The best deans — and I’ve had more of them than most people with my level of relative inexperience, two of them excellent and one of them not — have the backing of the faculty members that they represent, and make themselves available both to those faculty members and to students. They are also transparent, whenever appropriate, in their decision-making. They are not unnecessarily adversarial.

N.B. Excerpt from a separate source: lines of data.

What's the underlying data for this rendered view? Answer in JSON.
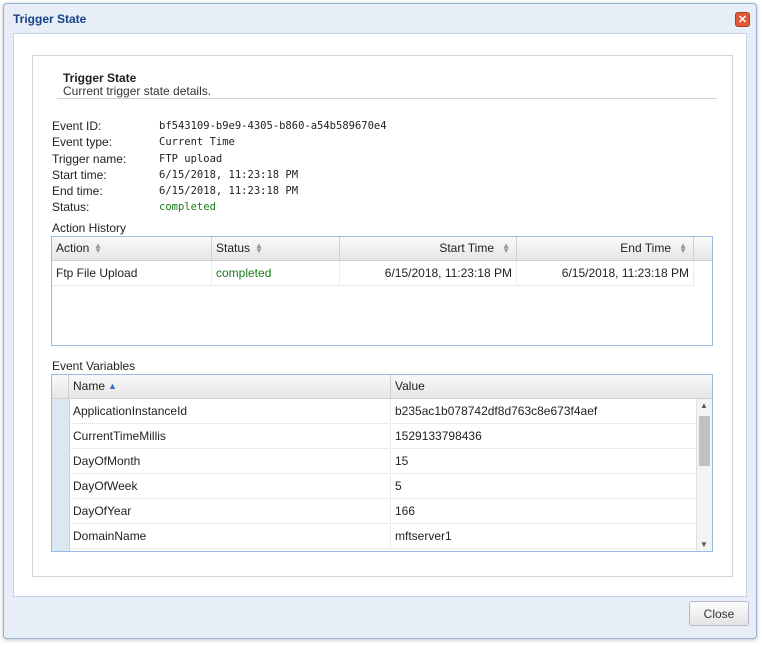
{
  "window": {
    "title": "Trigger State",
    "close_icon": "close-icon"
  },
  "header": {
    "title": "Trigger State",
    "description": "Current trigger state details."
  },
  "info": {
    "event_id_label": "Event ID:",
    "event_id": "bf543109-b9e9-4305-b860-a54b589670e4",
    "event_type_label": "Event type:",
    "event_type": "Current Time",
    "trigger_name_label": "Trigger name:",
    "trigger_name": "FTP upload",
    "start_time_label": "Start time:",
    "start_time": "6/15/2018, 11:23:18 PM",
    "end_time_label": "End time:",
    "end_time": "6/15/2018, 11:23:18 PM",
    "status_label": "Status:",
    "status": "completed",
    "status_color": "#1a7a1a"
  },
  "action_history": {
    "label": "Action History",
    "columns": [
      "Action",
      "Status",
      "Start Time",
      "End Time"
    ],
    "rows": [
      {
        "action": "Ftp File Upload",
        "status": "completed",
        "start": "6/15/2018, 11:23:18 PM",
        "end": "6/15/2018, 11:23:18 PM"
      }
    ]
  },
  "event_variables": {
    "label": "Event Variables",
    "columns": [
      "Name",
      "Value"
    ],
    "sort": "Name ascending",
    "rows": [
      {
        "name": "ApplicationInstanceId",
        "value": "b235ac1b078742df8d763c8e673f4aef"
      },
      {
        "name": "CurrentTimeMillis",
        "value": "1529133798436"
      },
      {
        "name": "DayOfMonth",
        "value": "15"
      },
      {
        "name": "DayOfWeek",
        "value": "5"
      },
      {
        "name": "DayOfYear",
        "value": "166"
      },
      {
        "name": "DomainName",
        "value": "mftserver1"
      }
    ]
  },
  "footer": {
    "close_label": "Close"
  }
}
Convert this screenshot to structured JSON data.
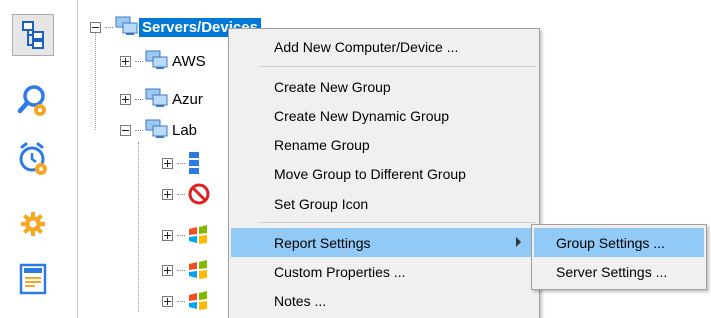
{
  "sidebar": {
    "buttons": [
      {
        "icon": "tree-icon",
        "active": true
      },
      {
        "icon": "magnifier-icon"
      },
      {
        "icon": "alarm-clock-icon"
      },
      {
        "icon": "gear-icon"
      },
      {
        "icon": "news-report-icon"
      }
    ]
  },
  "tree": {
    "root_label": "Servers/Devices",
    "items": [
      {
        "label": "AWS",
        "icon": "computer-group-icon"
      },
      {
        "label": "Azur",
        "icon": "computer-group-icon"
      },
      {
        "label": "Lab",
        "icon": "computer-group-icon"
      }
    ],
    "lab_children": [
      {
        "icon": "server-stack-icon"
      },
      {
        "icon": "no-entry-icon"
      },
      {
        "icon": "windows-logo-icon"
      },
      {
        "icon": "windows-logo-icon"
      },
      {
        "icon": "windows-logo-icon"
      }
    ]
  },
  "context_menu": {
    "add_device": "Add New Computer/Device ...",
    "create_group": "Create New Group",
    "create_dynamic_group": "Create New Dynamic Group",
    "rename_group": "Rename Group",
    "move_group": "Move Group to Different Group",
    "set_group_icon": "Set Group Icon",
    "report_settings": "Report Settings",
    "custom_properties": "Custom Properties ...",
    "notes": "Notes ..."
  },
  "submenu": {
    "group_settings": "Group Settings ...",
    "server_settings": "Server Settings ..."
  },
  "colors": {
    "selection": "#0078d7",
    "menu_highlight": "#91c9f7",
    "menu_background": "#f0f0f0",
    "icon_blue": "#2c7be5",
    "icon_orange": "#f5a623"
  }
}
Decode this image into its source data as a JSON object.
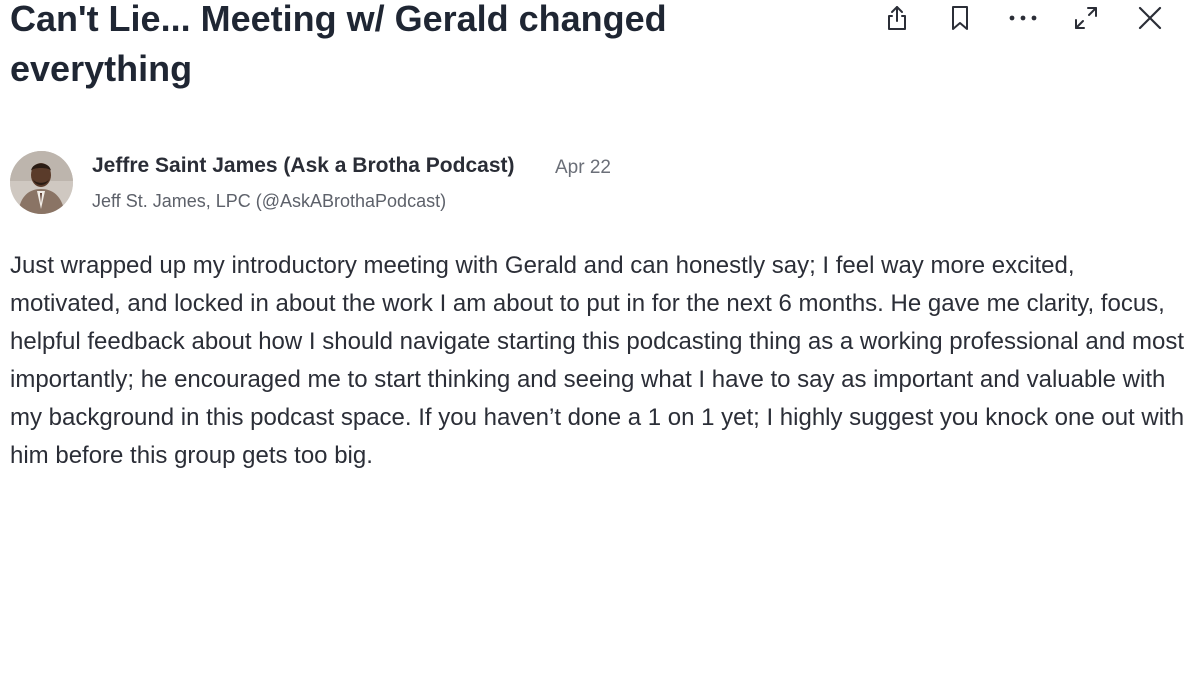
{
  "post": {
    "title": "Can't Lie... Meeting w/ Gerald changed everything",
    "author_name": "Jeffre Saint James (Ask a Brotha Podcast)",
    "date": "Apr 22",
    "author_subtitle": "Jeff St. James, LPC (@AskABrothaPodcast)",
    "body": "Just wrapped up my introductory meeting with Gerald and can honestly say; I feel way more excited, motivated, and locked in about the work I am about to put in for the next 6 months. He gave me clarity, focus, helpful feedback about how I should navigate starting this podcasting thing as a working professional and most importantly; he encouraged me to start thinking and seeing what I have to say as important and valuable with my background in this podcast space. If you haven’t done a 1 on 1 yet; I highly suggest you knock one out with him before this group gets too big."
  },
  "toolbar": {
    "icons": [
      "share-icon",
      "bookmark-icon",
      "more-icon",
      "expand-icon",
      "close-icon"
    ]
  }
}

A few simple practices can help you to stay abreast of university politics and policies, and aware of administrative priorities. Pay attention to strategic initiatives announced at the college or university level. This are often ignored by faculty as hot air, but such announcements and forums indicate the future direction of your university, something you’ll want to be aware of and perhaps even weigh in on. Relatedly, pay attention to college and university policy discussions. It’s generally a good idea for junior faculty to avoid day-to-day university politics, but you can still have your position represented by relaying it through a trusted senior colleague, department chair, or faculty senator. When an administrator comes to speak to your department or college, attend. Such events are regarded by the cynical as dog-and-pony shows. Personally, I like attending the meetings of my entire college faculty. They’re infrequent, usually informative, sometimes there’s even a little drama, and if nothing else I get to see friends and colleagues from other departments who I don’t usually get to see on a daily basis.
Finally, a word of caution. One thing that all administrators and leaders of people do is manage conflict. It is essential though that if a conflict arises that you are involved in that you follow proper procedures and channels. If you have a conflict with another faculty member that the two of you can’t resolve on your own, don’t run straight to the dean. Go through your department. Proceed slowly, deliberately, and unemotionally through precisely the avenues described in faculty governance documents, which should be readily available. No matter how righteous your position, moving outside of proper channels will undermine it, and could do much worse for your career in the process.
When you are first hired and attend an orientation you will likely receive a faculty handbook. It will be thick. It will not be a piece of reading that calls out to you. But reading the appropriate sections covering university governance is the fastest way to get a grasp on how leadership and governance at your university are structured, as well as the appropriate procedures for handling various types of conflicts.
You will hear plenty of horror stories about administrators, about a notoriously capricious dean, or an ineffectual such-and-such. Many of those stories are true, but faculty love to embellish them, and they are the exception rather than the norm. At any rate, you’ll have to work with administrators, and understanding their responsibilities might make those tasks a bit easier for you and temper some of the cynicism.